Advocates of physician-assisted suicide in Maryland have been trying to garner support for its passage since the mid-1990s, to no avail. In 1999, the same year that Dr. Jack Kevorkian was convicted of second-degree murder for his role in euthanizing a man with Lou Gehrig’s disease, Maryland criminalized the practice. If SB 311 passes through the Maryland senate and is signed into law by the Governor, the 1999 law would be overturned. One need look no further than Oregon to see how different things could have been if Maryland had not banned the practice. In 1999 Oregon released their first full report on assisted suicide called Oregon’s Death with Dignity Act: The First Year’s Experience, detailing the methods used to coldly calculate the deaths of innocent and vulnerable patients by assisted suicide. In 2018, 168 people reportedly died from ingesting lethal drugs under Oregon’s assisted suicide law, compared to 16 people in 1998.
Currently, there is only one federal law in place protecting citizens from physician-assisted suicide. H.R.1003, the Assisted Suicide Funding Restriction Act of 1997, “prohibits the use of appropriated funds to provide or pay for any health care item or service or health benefit coverage for the purpose of causing, or assisting to cause, the death of any individual.” Citizens and legislators should oppose policies that aim to unethically relieve pain through the death of a patient. Instead, policies that support alternatives, such as palliative care, and encourage pain and symptom management, emotional and spiritual support, and allow patients to die a natural and ethical death should be supported.
Status of 2019 Physician-Assisted Suicide Legislation
States with Active Bills to Legalize or Expand Assisted Suicide in 2019
- Connecticut: SB 374, HB 5898
- Indiana: HB 1184, SB 300
- Iowa: Senate File 175
- Kansas: HB 2089
- Maryland: SB 311, HB 399
- Massachusetts: SD 395, HD 171
- Nevada: SB 165
- New Jersey: A1504, S1072 (awaiting governor’s action)
- New York: A.2694; A30 (study committee bill)
- Oregon: HB 2217, HB 2232, SB 579, HB 2903 (expansion bills)
- Rhode Island: S.157
- Utah: HB 121
States with Active Bills to Limit or Prohibit Assisted Suicide in 2019
- Montana: HB 284 — Overturns the Baxter v. Montana court decision
- New York: S 647 — Prohibits insurance coverage for assisted suicide
States Which Have Defeated Bills/Initiatives to Legalize Assisted Suicide in 2019

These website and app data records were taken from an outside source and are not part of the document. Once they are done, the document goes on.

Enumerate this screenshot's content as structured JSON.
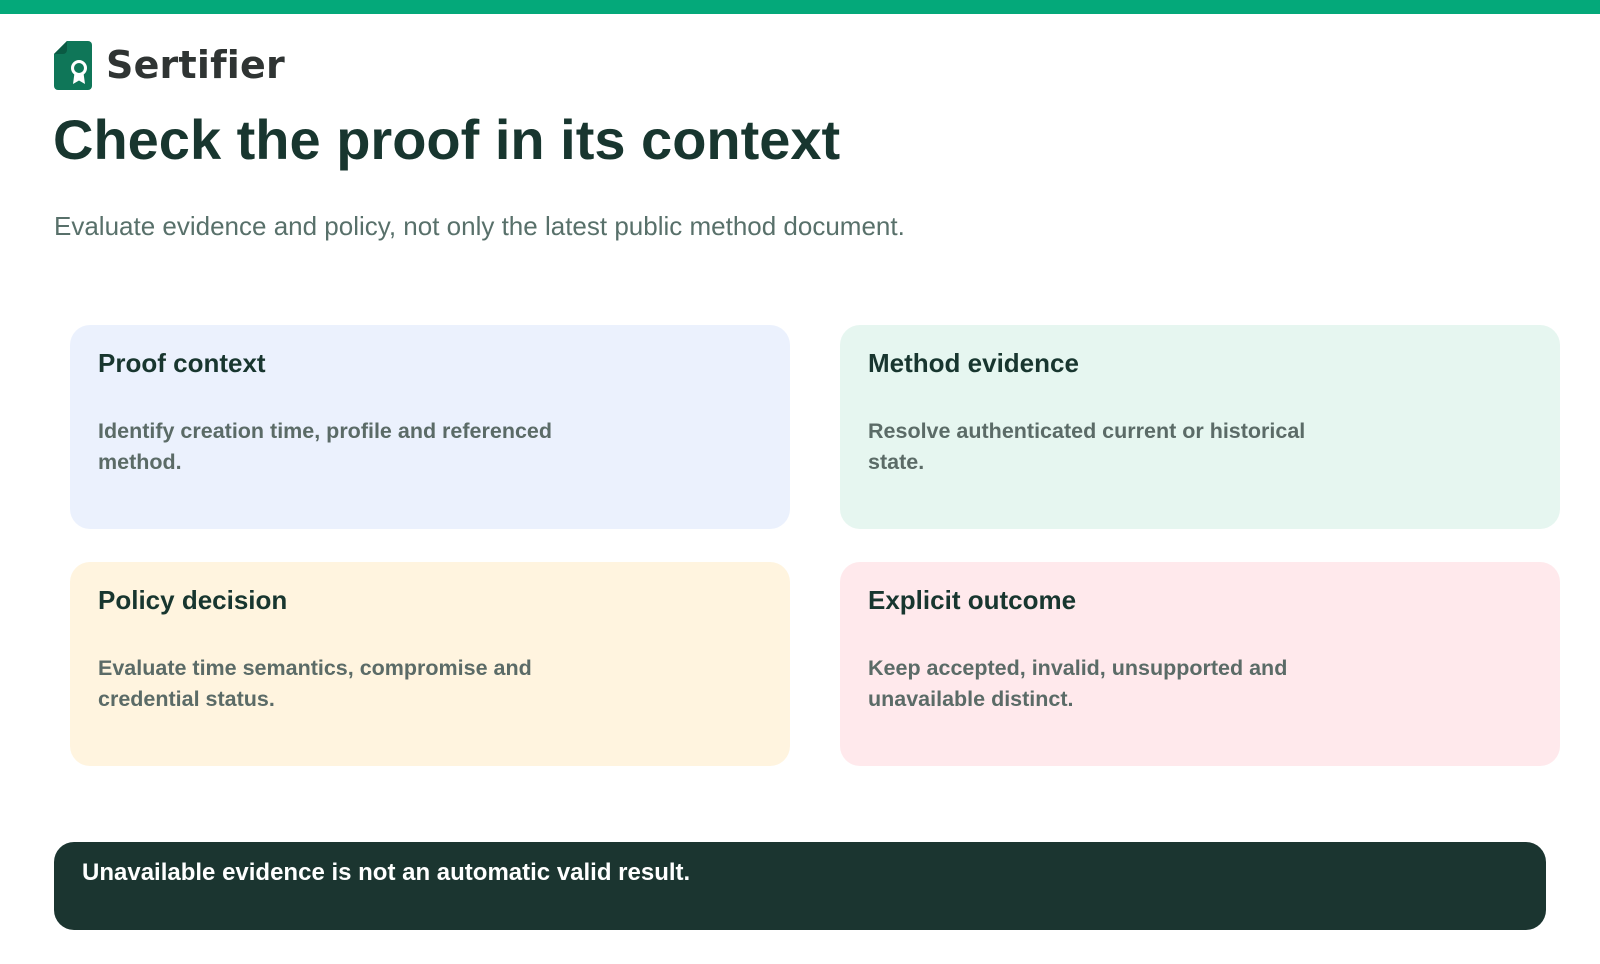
{
  "colors": {
    "accent": "#04a97a",
    "brand_dark": "#0f7658",
    "title": "#18362f",
    "subtitle": "#58706a",
    "card_blue": "#ebf1fd",
    "card_green": "#e6f6f0",
    "card_yellow": "#fff4df",
    "card_pink": "#ffe9ec",
    "callout_bg": "#1b3530"
  },
  "brand": {
    "icon": "certificate-badge-icon",
    "name": "Sertifier"
  },
  "header": {
    "title": "Check the proof in its context",
    "subtitle": "Evaluate evidence and policy, not only the latest public method document."
  },
  "cards": [
    {
      "title": "Proof context",
      "text": "Identify creation time, profile and referenced method."
    },
    {
      "title": "Method evidence",
      "text": "Resolve authenticated current or historical state."
    },
    {
      "title": "Policy decision",
      "text": "Evaluate time semantics, compromise and credential status."
    },
    {
      "title": "Explicit outcome",
      "text": "Keep accepted, invalid, unsupported and unavailable distinct."
    }
  ],
  "callout": {
    "text": "Unavailable evidence is not an automatic valid result."
  }
}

- Virginia: HB 2713
- Arizona: HB 2408, HB2512, SB 1193
- New Mexico: HB 90, SB 153
- Arkansas: HB 1536
Hannah Howard, M.S., is a research associate at the Charlotte Lozier Institute.